Join this team-based project to tackle the problems of how to mitigate cyber-threats as well as big data challenges in the case of limited capacity devices that are part of the Internet of Things (IoT). Examples of such devices include, for example, small portable and implantable devices that have resource limitations as well as maintenance constraints, yet are cyber-enabled. Protecting these devices as well as the users and infrastructure relying on these against certain exploits requires fresh thinking and innovation beyond the traditional approaches.

This project engages students and faculty of various backgrounds in the exploration, analysis and potential alleviation of this very central contemporary challenge. Moreover, this project is open to entrepreneurial development of significant findings.

The project also utilizes a hybrid format that replaces, when more efficient, at least 50% of traditional in-person discussion, presentation and tutorial activities with synchronous online options, while maintaining in person hands-on exploration and analysis options.

Student team members can expect to spend as much time participating in this project as they would in a traditional course. Students must be able to access the Internet frequently and conveniently and must be competent at using e-mail, managing files, and navigating Web sites. Several aspects of the project administration and assessments may also involve downloading relevant third party software.

Experience Gained

The learning outcomes include:

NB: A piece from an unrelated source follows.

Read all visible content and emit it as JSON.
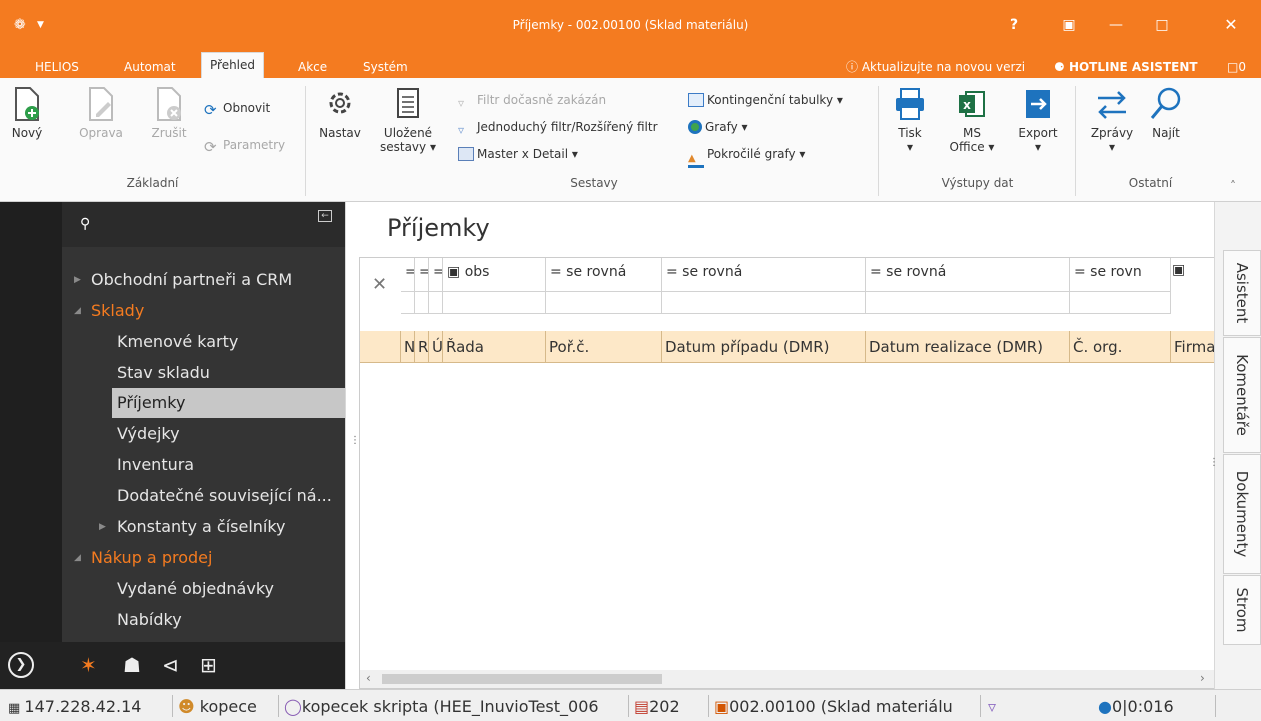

  • demonstrated knowledge and understanding of security issues in relation to the design, development and use of implantable medical devices.
  • communicating cybersecurity issues effectively to a variety of audiences.
  • identifying vulnerabilities enabled by remote communication among devices.
  • identifying methods to mitigate vulnerabilities enabled by remote communication among devices.
  • assessing the energy capabilities of special purpose small devices.

Gain hands-on experience in the following tools and methodologies:

  • Arduino & Rasberry Pi Computing
  • Coding and coding software
  • Case studies
  • Design thinking
  • CASA (=cryptanalysis and signals analysis) lab
  • Human interface design
  • Laboratory testing
  • Market research
  • Mobile tech development
  • Qualitative research methods
  • Quantitative research methods

Majors and Interests Needed

  • Biological Sciences
  • Computer Science
  • Electrical & Computer Engineering
  • Information Technology & Supply Chain Management
  • Materials Science & Engineering
  • Mathematics
  • Mechanical and Biomedical Engineering
  • Multidisciplinary Studies
  • Physics

VIP Coach Information

Dr. Marion Scheepers is a Distinguished Professor in the Mathematics department.
Dr. Liljana Babinkostova is a Professor in the Mathematics department.
Jerome Radcliffe is the Director of Product Security Testing and Research at Thermo Fisher Scientific.
Robert Erbes is the Senior Cyber Security Researcher, Cyber Research and Development Department Idaho National Laboratory.

Course Information

VIP  200, VIP 400, or VIP 500.
Full semester course. Choose to enroll in 1 or 2 credits.

Interested in joining this team?

For more information and to request a permission number to register, contact Marion Scheepers at OR complete this interest form and someone will contact you.  Check out this document for tips on contacting a professor about joining a team.

To register: search by Subject: Vertically Integrated Projects, read the project description to find the right section of VIP 200, 400, or 500. Use permission number, here are instructions Registrar Help: Add with Permission Number